ACTIVITY — From the entries that follow, copy each line containing the word "JSON".

[Data about app and page elements]
::::
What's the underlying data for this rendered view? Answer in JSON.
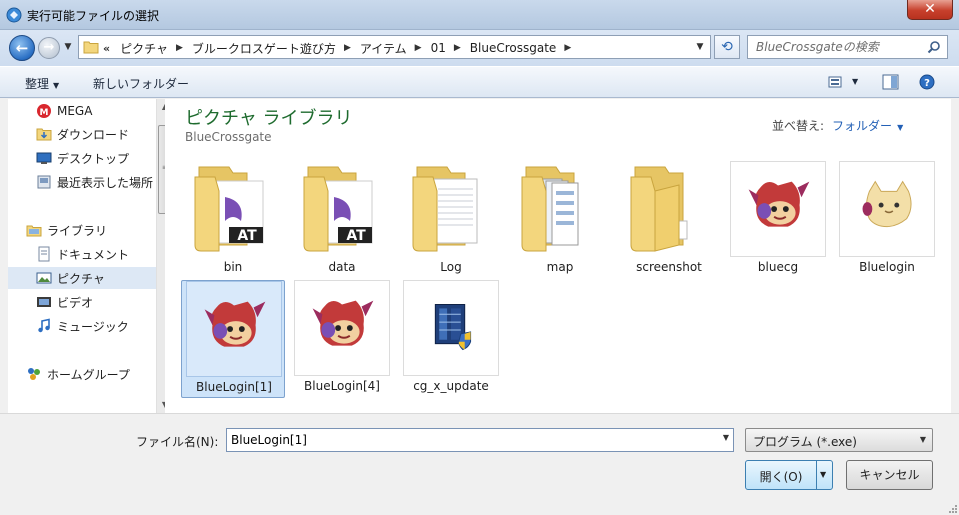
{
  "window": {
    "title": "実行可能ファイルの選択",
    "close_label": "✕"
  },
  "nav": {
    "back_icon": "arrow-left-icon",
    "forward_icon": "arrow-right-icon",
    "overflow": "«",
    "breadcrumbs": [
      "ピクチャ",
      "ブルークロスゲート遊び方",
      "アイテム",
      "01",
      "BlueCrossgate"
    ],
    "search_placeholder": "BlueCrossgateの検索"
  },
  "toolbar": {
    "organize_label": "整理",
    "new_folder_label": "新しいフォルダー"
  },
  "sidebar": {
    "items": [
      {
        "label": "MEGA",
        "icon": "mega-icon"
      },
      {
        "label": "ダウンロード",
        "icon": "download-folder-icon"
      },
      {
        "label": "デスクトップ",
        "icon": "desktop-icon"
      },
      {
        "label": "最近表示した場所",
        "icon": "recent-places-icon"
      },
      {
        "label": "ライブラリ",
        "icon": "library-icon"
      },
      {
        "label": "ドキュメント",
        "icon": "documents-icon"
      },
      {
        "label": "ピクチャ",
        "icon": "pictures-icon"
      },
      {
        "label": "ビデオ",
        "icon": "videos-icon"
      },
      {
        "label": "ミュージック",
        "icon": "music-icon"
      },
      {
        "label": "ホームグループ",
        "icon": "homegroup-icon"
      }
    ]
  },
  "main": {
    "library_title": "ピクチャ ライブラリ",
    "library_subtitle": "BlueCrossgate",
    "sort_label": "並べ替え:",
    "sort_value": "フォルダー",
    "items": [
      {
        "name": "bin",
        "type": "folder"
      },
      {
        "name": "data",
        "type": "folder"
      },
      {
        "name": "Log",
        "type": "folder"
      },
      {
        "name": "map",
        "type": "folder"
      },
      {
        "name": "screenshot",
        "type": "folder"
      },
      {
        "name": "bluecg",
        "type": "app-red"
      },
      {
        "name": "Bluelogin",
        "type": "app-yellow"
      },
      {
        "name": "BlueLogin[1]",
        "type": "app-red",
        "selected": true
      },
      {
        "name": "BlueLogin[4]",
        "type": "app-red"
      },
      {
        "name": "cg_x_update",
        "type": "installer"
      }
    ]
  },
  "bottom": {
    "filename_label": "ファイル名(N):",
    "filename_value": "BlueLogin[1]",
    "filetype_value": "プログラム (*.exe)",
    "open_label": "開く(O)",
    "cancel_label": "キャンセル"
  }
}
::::
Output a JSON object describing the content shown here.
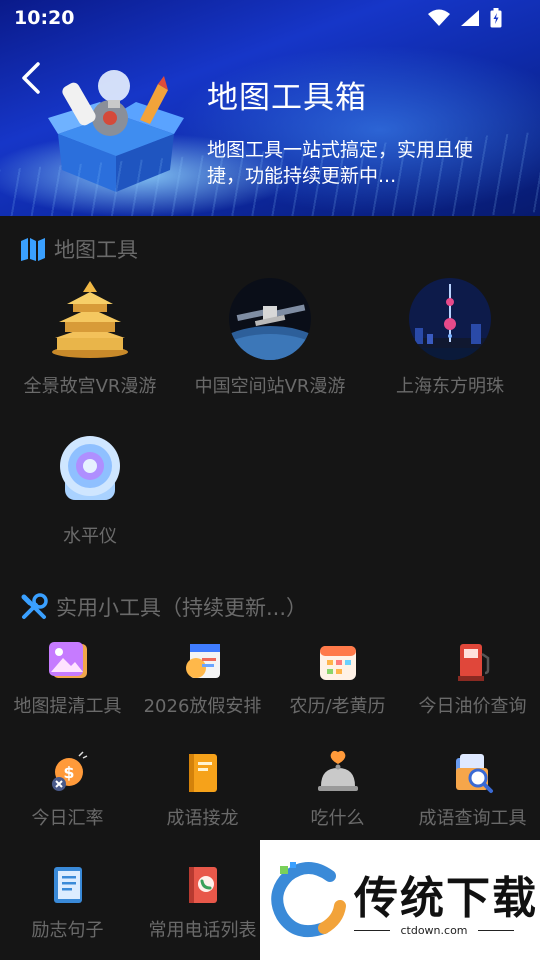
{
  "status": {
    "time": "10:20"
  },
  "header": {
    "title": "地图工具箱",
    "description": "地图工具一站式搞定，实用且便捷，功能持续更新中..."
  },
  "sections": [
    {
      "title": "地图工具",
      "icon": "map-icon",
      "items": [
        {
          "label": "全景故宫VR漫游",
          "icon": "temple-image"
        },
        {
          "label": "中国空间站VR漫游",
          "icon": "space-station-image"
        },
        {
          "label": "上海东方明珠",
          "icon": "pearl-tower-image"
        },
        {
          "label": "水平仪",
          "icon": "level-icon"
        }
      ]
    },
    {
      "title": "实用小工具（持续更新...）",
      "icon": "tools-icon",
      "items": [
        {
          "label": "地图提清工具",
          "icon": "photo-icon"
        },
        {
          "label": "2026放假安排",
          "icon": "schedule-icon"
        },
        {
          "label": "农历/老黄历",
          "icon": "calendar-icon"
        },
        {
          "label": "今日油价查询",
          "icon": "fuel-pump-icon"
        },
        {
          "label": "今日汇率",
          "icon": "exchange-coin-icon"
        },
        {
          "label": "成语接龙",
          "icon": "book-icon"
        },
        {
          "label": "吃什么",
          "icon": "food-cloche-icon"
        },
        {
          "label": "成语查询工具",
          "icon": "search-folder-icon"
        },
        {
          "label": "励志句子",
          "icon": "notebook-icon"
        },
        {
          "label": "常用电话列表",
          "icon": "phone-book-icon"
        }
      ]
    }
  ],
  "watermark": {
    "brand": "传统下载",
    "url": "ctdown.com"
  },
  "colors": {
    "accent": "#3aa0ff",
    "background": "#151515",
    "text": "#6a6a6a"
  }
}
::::
RESPONSE TO THE TASK —
What's the underlying data for this rendered view? Answer in JSON.
Output a JSON object describing the content shown here.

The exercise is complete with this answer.